Proposed salary increases for elected officials lowered by Johnson County Board of Supervisors

Three supervisors agreed to lower the proposed salary increase of 10 percent for supervisors to 1.56 percent, 2.5 percent for the county attorney, and 1.88 percent for the county sheriff.


Matt Sindt

Chairperson Lisa Green-Douglass listens to speakers at the Johnson County Board of Supervisors meeting in the Johnson County Administration Building on Wednesday, Feb. 15, 2023. (Matt Sindt/The Daily Iowan)

Alejandro Rojas, News Reporter

The Johnson County Board of Supervisors unanimously approved a decrease to the proposed salaries for themselves and other elected officials during Wednesday’s work session.

County supervisors, treasurer, and auditor will receive a 1.56 percent salary increase, the county attorney will receive a 2.5 percent salary increase, and the sheriff will receive a 1.8 percent salary increase. 

The previous salary recommendations came from the Johnson County Compensation Board at its meeting on Dec. 21, 2022, which were: 

  • A 16 percent increase for the county attorney
  • A 10 percent increase for the county auditor, recorder, treasurer, and supervisor
  • A 12 percent increase for the sheriff. 

RELATED: Johnson County Board of Supervisors lower proposed salary increases for elected officials

Vice-chair Rod Sullivan and supervisors Jon Green and V Fixmer-Oraiz approved the reductions. 

Chair Lisa Green-Douglass originally proposed lowering the increases to a quarter of each proposed number during the Wednesday meeting, and her proposal was supported by Supervisor Royceann Porter. 

Johnson County Compensation Board Chair Brian From said the proposed increases accounted for two things: the increase in the rise of living and a raise.

Last year, county supervisors approved a 2.25 percent increase for themselves and a 4.42 percent increase for all other elected officials including the county attorney, recorder, auditor, treasurer, and recorder. 

During the discussion on proposed salaries, Sullivan voiced frustration with how salaries are decided.

“The recommendation they give to us and the way in which you have to deal with it is if you cut the top one down to 2.5 [percent], obviously people are getting less than that or not getting 2.5 [percent],” Sullivan said.

Fixmer-Oraiz shared a similar sentiment.

“I think that across the board, it would be great if we could just all have a 2.5 [increase]. Obviously, that’s not the way the system is set up, and so it makes it difficult to try and then say, ‘the sheriff and the county attorney are gonna get more than that,’” they said. “That’s why it’s certainly difficult to make this decision.”

In Linn County, proposed increases were 12 percent for the county sheriff and attorney and 10 percent for all other elected officials.

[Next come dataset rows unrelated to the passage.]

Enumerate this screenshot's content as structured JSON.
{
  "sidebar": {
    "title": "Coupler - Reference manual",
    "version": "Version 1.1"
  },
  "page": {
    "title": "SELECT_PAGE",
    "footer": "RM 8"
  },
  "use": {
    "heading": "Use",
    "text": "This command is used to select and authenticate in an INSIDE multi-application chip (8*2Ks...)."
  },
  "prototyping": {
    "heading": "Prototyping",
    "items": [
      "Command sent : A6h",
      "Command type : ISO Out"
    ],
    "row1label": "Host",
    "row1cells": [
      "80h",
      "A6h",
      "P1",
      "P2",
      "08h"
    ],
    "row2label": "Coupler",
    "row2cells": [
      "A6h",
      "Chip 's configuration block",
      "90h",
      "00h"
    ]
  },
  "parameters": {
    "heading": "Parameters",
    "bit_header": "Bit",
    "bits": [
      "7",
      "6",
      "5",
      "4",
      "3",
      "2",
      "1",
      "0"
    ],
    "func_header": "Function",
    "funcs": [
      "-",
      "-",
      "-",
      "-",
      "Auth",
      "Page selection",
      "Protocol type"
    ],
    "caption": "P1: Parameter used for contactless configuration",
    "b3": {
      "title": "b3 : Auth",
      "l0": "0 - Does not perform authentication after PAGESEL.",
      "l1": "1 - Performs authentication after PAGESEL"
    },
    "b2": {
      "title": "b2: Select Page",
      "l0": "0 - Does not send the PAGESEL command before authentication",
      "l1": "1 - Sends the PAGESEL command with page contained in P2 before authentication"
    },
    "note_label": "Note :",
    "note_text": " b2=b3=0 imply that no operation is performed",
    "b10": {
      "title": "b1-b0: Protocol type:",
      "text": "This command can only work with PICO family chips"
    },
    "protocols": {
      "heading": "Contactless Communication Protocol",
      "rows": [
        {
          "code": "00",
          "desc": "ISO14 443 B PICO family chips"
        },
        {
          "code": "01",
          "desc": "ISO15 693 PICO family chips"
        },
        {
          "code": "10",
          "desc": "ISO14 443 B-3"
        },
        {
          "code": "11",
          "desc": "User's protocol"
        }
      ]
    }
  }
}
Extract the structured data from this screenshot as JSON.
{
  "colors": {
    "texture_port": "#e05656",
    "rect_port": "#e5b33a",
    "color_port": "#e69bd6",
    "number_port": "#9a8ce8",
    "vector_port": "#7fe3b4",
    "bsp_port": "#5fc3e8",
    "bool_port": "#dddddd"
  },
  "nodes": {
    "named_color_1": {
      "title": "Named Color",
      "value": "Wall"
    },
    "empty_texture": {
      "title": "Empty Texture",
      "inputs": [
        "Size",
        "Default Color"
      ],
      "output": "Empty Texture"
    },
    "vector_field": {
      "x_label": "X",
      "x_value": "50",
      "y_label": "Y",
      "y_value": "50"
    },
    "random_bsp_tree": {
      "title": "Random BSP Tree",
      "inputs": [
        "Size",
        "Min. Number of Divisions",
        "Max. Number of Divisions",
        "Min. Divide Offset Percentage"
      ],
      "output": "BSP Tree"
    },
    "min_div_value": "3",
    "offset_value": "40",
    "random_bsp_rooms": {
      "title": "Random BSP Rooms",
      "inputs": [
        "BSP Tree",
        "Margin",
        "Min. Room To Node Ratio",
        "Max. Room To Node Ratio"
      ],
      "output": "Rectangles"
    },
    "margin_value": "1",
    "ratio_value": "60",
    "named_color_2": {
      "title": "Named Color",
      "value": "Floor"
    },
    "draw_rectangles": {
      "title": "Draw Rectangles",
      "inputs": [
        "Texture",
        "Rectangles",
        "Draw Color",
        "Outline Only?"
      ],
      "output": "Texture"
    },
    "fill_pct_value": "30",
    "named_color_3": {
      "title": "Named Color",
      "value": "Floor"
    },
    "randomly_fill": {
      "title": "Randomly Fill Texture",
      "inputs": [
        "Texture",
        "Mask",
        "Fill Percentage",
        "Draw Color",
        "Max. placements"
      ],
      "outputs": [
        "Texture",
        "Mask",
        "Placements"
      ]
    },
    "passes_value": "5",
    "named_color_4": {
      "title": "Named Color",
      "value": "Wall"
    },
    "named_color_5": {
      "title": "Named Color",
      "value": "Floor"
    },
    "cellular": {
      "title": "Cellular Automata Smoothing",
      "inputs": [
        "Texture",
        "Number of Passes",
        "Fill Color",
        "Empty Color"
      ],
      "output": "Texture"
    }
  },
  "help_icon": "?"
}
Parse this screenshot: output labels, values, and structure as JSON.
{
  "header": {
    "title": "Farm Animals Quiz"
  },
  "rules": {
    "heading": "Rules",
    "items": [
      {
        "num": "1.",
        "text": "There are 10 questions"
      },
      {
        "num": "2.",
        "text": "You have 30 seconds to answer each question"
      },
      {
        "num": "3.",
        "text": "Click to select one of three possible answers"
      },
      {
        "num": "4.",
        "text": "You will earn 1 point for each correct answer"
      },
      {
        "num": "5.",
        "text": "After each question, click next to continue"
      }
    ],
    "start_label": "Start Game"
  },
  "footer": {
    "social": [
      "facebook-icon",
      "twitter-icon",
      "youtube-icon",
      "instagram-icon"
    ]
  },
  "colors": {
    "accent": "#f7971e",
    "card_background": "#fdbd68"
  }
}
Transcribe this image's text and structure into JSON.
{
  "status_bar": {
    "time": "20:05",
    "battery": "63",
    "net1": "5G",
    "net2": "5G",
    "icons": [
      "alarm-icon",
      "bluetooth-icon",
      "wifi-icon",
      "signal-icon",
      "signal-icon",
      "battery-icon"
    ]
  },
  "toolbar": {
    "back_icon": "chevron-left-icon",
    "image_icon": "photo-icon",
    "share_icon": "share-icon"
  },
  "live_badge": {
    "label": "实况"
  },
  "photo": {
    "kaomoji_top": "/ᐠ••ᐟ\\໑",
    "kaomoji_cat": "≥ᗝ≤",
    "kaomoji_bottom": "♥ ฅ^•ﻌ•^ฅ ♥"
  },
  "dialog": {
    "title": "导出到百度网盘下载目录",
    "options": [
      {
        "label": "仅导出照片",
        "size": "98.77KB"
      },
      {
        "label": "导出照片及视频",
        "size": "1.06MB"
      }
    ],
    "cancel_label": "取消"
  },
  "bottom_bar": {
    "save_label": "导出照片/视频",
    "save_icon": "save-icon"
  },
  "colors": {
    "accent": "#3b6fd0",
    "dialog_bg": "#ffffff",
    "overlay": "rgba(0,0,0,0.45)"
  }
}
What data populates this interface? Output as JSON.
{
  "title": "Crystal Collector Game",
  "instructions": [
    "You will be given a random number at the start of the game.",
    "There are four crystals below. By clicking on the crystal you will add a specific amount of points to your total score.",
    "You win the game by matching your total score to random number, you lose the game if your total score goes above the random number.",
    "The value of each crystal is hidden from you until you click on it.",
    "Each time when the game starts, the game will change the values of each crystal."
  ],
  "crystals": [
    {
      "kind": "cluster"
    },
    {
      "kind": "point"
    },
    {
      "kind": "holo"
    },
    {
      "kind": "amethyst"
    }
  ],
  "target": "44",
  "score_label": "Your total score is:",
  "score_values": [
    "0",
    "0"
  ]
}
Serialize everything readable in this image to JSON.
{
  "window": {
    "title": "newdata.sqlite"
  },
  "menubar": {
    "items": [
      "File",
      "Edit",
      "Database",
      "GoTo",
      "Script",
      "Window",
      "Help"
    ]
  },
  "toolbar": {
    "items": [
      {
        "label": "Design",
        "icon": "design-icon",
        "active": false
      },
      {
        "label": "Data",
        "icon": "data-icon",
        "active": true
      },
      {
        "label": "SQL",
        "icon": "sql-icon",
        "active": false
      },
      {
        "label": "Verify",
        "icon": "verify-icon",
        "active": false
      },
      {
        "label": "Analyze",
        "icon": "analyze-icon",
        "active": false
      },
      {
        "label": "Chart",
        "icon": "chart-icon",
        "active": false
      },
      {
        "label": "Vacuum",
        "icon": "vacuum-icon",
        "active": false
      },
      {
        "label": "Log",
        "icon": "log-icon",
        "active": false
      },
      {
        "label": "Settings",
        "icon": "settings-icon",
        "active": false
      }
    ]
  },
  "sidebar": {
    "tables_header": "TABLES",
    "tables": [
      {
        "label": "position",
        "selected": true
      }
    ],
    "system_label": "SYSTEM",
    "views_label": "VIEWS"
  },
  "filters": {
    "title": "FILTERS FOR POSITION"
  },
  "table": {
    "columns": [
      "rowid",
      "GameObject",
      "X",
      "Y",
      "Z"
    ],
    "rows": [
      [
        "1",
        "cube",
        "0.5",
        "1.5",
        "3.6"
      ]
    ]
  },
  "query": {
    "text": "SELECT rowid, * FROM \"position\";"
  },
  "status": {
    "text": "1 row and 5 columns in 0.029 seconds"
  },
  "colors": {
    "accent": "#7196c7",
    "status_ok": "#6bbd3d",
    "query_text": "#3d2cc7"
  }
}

The increases there were to account for inflation and make the salaries competitive.

Fixmer-Oraiz also said they wanted to make reforms to the current system of how supervisors and officials are determined. Supervisors discussed holding a joint meeting between elected officials and the compensation board later this year, potentially as early as June or July.